Work item
Every record that follows needs to be written out again, exactly.

Data shown

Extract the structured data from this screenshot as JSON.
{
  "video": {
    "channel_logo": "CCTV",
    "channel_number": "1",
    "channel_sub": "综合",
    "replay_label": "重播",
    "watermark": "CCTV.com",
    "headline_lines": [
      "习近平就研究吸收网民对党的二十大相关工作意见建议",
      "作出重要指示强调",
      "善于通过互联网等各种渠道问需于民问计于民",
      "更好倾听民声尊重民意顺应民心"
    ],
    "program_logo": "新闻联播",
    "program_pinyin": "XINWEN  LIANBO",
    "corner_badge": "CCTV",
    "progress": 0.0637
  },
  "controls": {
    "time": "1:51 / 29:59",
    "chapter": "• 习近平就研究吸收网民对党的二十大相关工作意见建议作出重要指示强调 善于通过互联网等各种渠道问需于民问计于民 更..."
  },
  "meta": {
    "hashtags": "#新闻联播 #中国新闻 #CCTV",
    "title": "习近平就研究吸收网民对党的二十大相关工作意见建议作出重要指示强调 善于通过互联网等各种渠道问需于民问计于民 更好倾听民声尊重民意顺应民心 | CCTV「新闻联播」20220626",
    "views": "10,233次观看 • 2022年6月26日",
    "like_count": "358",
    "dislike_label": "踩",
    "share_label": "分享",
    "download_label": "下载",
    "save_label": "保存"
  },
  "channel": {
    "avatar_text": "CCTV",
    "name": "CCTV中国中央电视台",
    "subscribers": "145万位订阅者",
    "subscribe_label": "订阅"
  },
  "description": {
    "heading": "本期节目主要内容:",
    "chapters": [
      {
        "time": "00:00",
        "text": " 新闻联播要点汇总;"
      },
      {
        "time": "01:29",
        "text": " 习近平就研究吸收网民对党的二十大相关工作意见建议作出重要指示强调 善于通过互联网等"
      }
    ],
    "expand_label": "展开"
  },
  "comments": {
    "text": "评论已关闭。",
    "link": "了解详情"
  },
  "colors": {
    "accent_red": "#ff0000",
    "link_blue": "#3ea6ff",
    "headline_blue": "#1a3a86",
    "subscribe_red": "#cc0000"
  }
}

Written solution
Extract the structured data from this screenshot as JSON.
{
  "video": {
    "channel_logo": "CCTV",
    "channel_number": "1",
    "channel_sub": "综合",
    "replay_label": "重播",
    "watermark": "CCTV.com",
    "headline_lines": [
      "习近平就研究吸收网民对党的二十大相关工作意见建议",
      "作出重要指示强调",
      "善于通过互联网等各种渠道问需于民问计于民",
      "更好倾听民声尊重民意顺应民心"
    ],
    "program_logo": "新闻联播",
    "program_pinyin": "XINWEN  LIANBO",
    "corner_badge": "CCTV",
    "progress": 0.0637
  },
  "controls": {
    "time": "1:51 / 29:59",
    "chapter": "• 习近平就研究吸收网民对党的二十大相关工作意见建议作出重要指示强调 善于通过互联网等各种渠道问需于民问计于民 更..."
  },
  "meta": {
    "hashtags": "#新闻联播 #中国新闻 #CCTV",
    "title": "习近平就研究吸收网民对党的二十大相关工作意见建议作出重要指示强调 善于通过互联网等各种渠道问需于民问计于民 更好倾听民声尊重民意顺应民心 | CCTV「新闻联播」20220626",
    "views": "10,233次观看 • 2022年6月26日",
    "like_count": "358",
    "dislike_label": "踩",
    "share_label": "分享",
    "download_label": "下载",
    "save_label": "保存"
  },
  "channel": {
    "avatar_text": "CCTV",
    "name": "CCTV中国中央电视台",
    "subscribers": "145万位订阅者",
    "subscribe_label": "订阅"
  },
  "description": {
    "heading": "本期节目主要内容:",
    "chapters": [
      {
        "time": "00:00",
        "text": " 新闻联播要点汇总;"
      },
      {
        "time": "01:29",
        "text": " 习近平就研究吸收网民对党的二十大相关工作意见建议作出重要指示强调 善于通过互联网等"
      }
    ],
    "expand_label": "展开"
  },
  "comments": {
    "text": "评论已关闭。",
    "link": "了解详情"
  },
  "colors": {
    "accent_red": "#ff0000",
    "link_blue": "#3ea6ff",
    "headline_blue": "#1a3a86",
    "subscribe_red": "#cc0000"
  }
}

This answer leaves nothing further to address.